What happens now with ThinkPad T60 image is that after I "reseal" the computer with all new updates and patches, as soon as I go through the initial setup and login for the first time, I am unable to see "Windows IP Configuration". It is just blank - it doesn't show any adapters, it doesn't say "Media disconnected", nada. Although, in "Device Manager" I can see all network adapters and they are also present in "Network Connections"...
I was, unsuccesfully recetting TCP/IP stack, applied WinsockFix, etc to no avail. I exported registry keys (HKLM/SYSTEM/CurrentControlSet/Services/Rcpip
from a working machine and imported them into freshly sysprep'ed - that didn't work either.
I am at the end of my wits! Please, help.
As part of a team that creates Enterprise SOEs (Sysprep Resealed) that are then provided to regional Field services personal who then add region specific content we are finding that they are using Disk Cloning. What they are doing is taking a completed build, adding content, then re-running sysprep reseal. They would then capture that image and deploy it to like devices. Is it appropriate for them to be running Sysprep Reseal on an instance of the OS that has already been resealed?
I have not been able to find Microsoft support statement on running Sysprep reseal multiple times on a given instance of an OS. In a conversation I had several years ago with a Microsoft engineer that we had in to help he specifically told me that it was not recommended or supported.
Thanks for taking the time to read this.
I strongly agree with A.J.!!!
For me, it seems to be full intention of Microsoft, to make things difficult and work against K.I.S.S. It COULD be SO EASY to deploy an identical OS image to IDENTICAL (maybe virtual) hardware, but running sysprep is making a magic box out of it, not being able to take any influence of what is REALLY required.
Maybe, I do not want to trigger PnP detection, or do not want to delete local users or any specific thing. But being forced to using sysprep does not give you any choice.
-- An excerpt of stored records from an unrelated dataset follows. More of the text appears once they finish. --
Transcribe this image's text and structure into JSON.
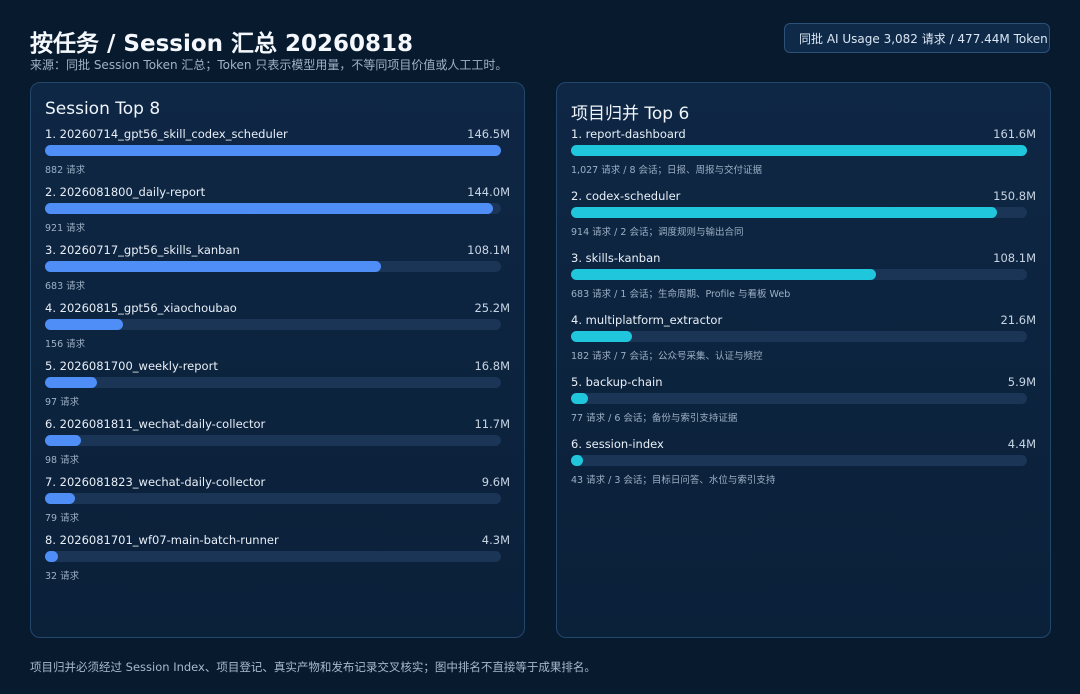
{
  "header": {
    "title": "按任务 / Session 汇总 20260818",
    "subtitle": "来源：同批 Session Token 汇总；Token 只表示模型用量，不等同项目价值或人工工时。",
    "usage_badge": "同批 AI Usage  3,082 请求 / 477.44M Token"
  },
  "footnote": "项目归并必须经过 Session Index、项目登记、真实产物和发布记录交叉核实；图中排名不直接等于成果排名。",
  "chart_data": [
    {
      "type": "bar",
      "orientation": "horizontal",
      "title": "Session Top 8",
      "xlim": [
        0,
        146.5
      ],
      "unit": "M",
      "colors": {
        "bar": "#4f8ef7",
        "track": "#1a3556"
      },
      "items": [
        {
          "label": "1. 20260714_gpt56_skill_codex_scheduler",
          "value": 146.5,
          "value_label": "146.5M",
          "sub": "882 请求"
        },
        {
          "label": "2. 2026081800_daily-report",
          "value": 144.0,
          "value_label": "144.0M",
          "sub": "921 请求"
        },
        {
          "label": "3. 20260717_gpt56_skills_kanban",
          "value": 108.1,
          "value_label": "108.1M",
          "sub": "683 请求"
        },
        {
          "label": "4. 20260815_gpt56_xiaochoubao",
          "value": 25.2,
          "value_label": "25.2M",
          "sub": "156 请求"
        },
        {
          "label": "5. 2026081700_weekly-report",
          "value": 16.8,
          "value_label": "16.8M",
          "sub": "97 请求"
        },
        {
          "label": "6. 2026081811_wechat-daily-collector",
          "value": 11.7,
          "value_label": "11.7M",
          "sub": "98 请求"
        },
        {
          "label": "7. 2026081823_wechat-daily-collector",
          "value": 9.6,
          "value_label": "9.6M",
          "sub": "79 请求"
        },
        {
          "label": "8. 2026081701_wf07-main-batch-runner",
          "value": 4.3,
          "value_label": "4.3M",
          "sub": "32 请求"
        }
      ]
    },
    {
      "type": "bar",
      "orientation": "horizontal",
      "title": "项目归并 Top 6",
      "xlim": [
        0,
        161.6
      ],
      "unit": "M",
      "colors": {
        "bar": "#20c6dc",
        "track": "#1a3556"
      },
      "items": [
        {
          "label": "1. report-dashboard",
          "value": 161.6,
          "value_label": "161.6M",
          "sub": "1,027 请求 / 8 会话；日报、周报与交付证据"
        },
        {
          "label": "2. codex-scheduler",
          "value": 150.8,
          "value_label": "150.8M",
          "sub": "914 请求 / 2 会话；调度规则与输出合同"
        },
        {
          "label": "3. skills-kanban",
          "value": 108.1,
          "value_label": "108.1M",
          "sub": "683 请求 / 1 会话；生命周期、Profile 与看板 Web"
        },
        {
          "label": "4. multiplatform_extractor",
          "value": 21.6,
          "value_label": "21.6M",
          "sub": "182 请求 / 7 会话；公众号采集、认证与频控"
        },
        {
          "label": "5. backup-chain",
          "value": 5.9,
          "value_label": "5.9M",
          "sub": "77 请求 / 6 会话；备份与索引支持证据"
        },
        {
          "label": "6. session-index",
          "value": 4.4,
          "value_label": "4.4M",
          "sub": "43 请求 / 3 会话；目标日问答、水位与索引支持"
        }
      ]
    }
  ]
}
And what is even worse: Even sysprep has (or had) bugs, e.g. the WSUS issue, because one SID is not enough.
One problem I do understand: The OS could already be activated ...
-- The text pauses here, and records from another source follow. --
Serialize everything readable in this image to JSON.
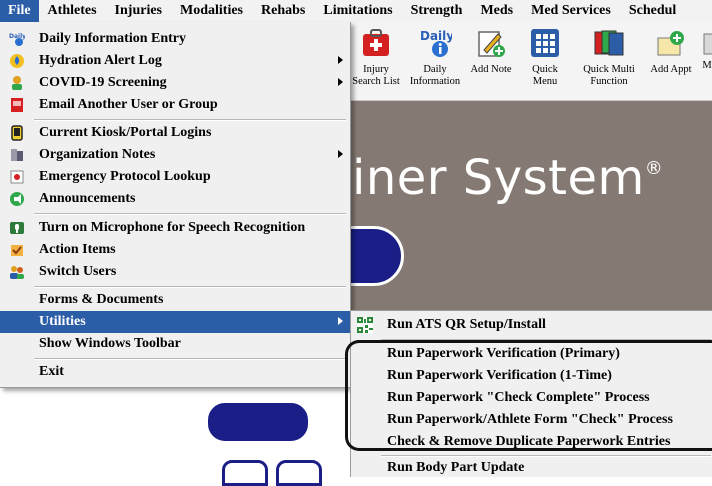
{
  "menubar": {
    "items": [
      "File",
      "Athletes",
      "Injuries",
      "Modalities",
      "Rehabs",
      "Limitations",
      "Strength",
      "Meds",
      "Med Services",
      "Schedul"
    ],
    "active_index": 0
  },
  "toolbar": {
    "injury_search": "Injury\nSearch List",
    "daily_info": "Daily\nInformation",
    "daily_icon_text": "Daily",
    "add_note": "Add Note",
    "quick_menu": "Quick\nMenu",
    "quick_multi": "Quick Multi\nFunction",
    "add_appt": "Add Appt",
    "more": "M"
  },
  "background": {
    "title": "iner System",
    "reg_mark": "®",
    "bg_color": "#857a73",
    "oval_color": "#1a1e86"
  },
  "file_menu": {
    "items": [
      {
        "label": "Daily Information Entry",
        "icon": "daily-info-icon",
        "submenu": false
      },
      {
        "label": "Hydration Alert Log",
        "icon": "hydration-icon",
        "submenu": true
      },
      {
        "label": "COVID-19 Screening",
        "icon": "covid-icon",
        "submenu": true
      },
      {
        "label": "Email Another User or Group",
        "icon": "email-icon",
        "submenu": false
      },
      {
        "label": "Current Kiosk/Portal Logins",
        "icon": "kiosk-icon",
        "submenu": false
      },
      {
        "label": "Organization Notes",
        "icon": "notes-icon",
        "submenu": true
      },
      {
        "label": "Emergency Protocol Lookup",
        "icon": "emergency-icon",
        "submenu": false
      },
      {
        "label": "Announcements",
        "icon": "announcement-icon",
        "submenu": false
      },
      {
        "label": "Turn on Microphone for Speech Recognition",
        "icon": "microphone-icon",
        "submenu": false
      },
      {
        "label": "Action Items",
        "icon": "action-items-icon",
        "submenu": false
      },
      {
        "label": "Switch Users",
        "icon": "switch-users-icon",
        "submenu": false
      },
      {
        "label": "Forms & Documents",
        "icon": "",
        "submenu": false
      },
      {
        "label": "Utilities",
        "icon": "",
        "submenu": true,
        "selected": true
      },
      {
        "label": "Show Windows Toolbar",
        "icon": "",
        "submenu": false
      },
      {
        "label": "Exit",
        "icon": "",
        "submenu": false
      }
    ]
  },
  "utilities_submenu": {
    "items": [
      {
        "label": "Run ATS QR Setup/Install",
        "icon": "qr-code-icon"
      },
      {
        "label": "Run Paperwork Verification (Primary)"
      },
      {
        "label": "Run Paperwork Verification (1-Time)"
      },
      {
        "label": "Run Paperwork \"Check Complete\" Process"
      },
      {
        "label": "Run Paperwork/Athlete Form \"Check\" Process"
      },
      {
        "label": "Check & Remove Duplicate Paperwork Entries"
      },
      {
        "label": "Run Body Part Update"
      }
    ]
  },
  "colors": {
    "selection": "#2c5ea8",
    "menu_bg": "#f0f0f0"
  }
}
Just my five cents ...
Monk147 - Running Sysprep multiple time is generally not recommended due to issues that can occur. Please read this blog post:
Marcus - Yes, Sysprep does have some inconvenient behavior but it is the only way to assure that any clone that is deployed is in a supported state when it is started. You can avoid PnP re-detection by using PersistAllDeviceInstalls in Unattend.xml:
can this be done on a vmware machine?
I assume you are asking about whether PersistAllDeviceInstalls could be used on VMware virtual machine. As long as the attached virtual hardware was identical between the VM where Sysprep was run (the "template") and the deployed VM, the you should be able to use that.
I'm attempting to determine the implications of testing DR scenarios for server systems. If storage replication is used from the active site to the passive site, and we want to test the DR plan by turning on the passive site servers while the active is still running (changing IPs)... will this cause an issue? Obviously, everything about the computer will be identical except for the IP address.. we're essentially cloning it.
Now, if the duplicate Domain SID issue is purely related to security, I'm not concerned about that. The passive DR instance should have the same permissions as its active instance anyway. And if it's an actual DR scenario, there would be no difference from test other than there would be only one server accessing the domain and other applications at a time.
The only issue I can see with this is the DR (passive) instance registering with DNS and changing the IP. I suppose we could disable that somehow, perhaps by firewall, etc.
How is this handled typically? Any insight is greatly appreciated...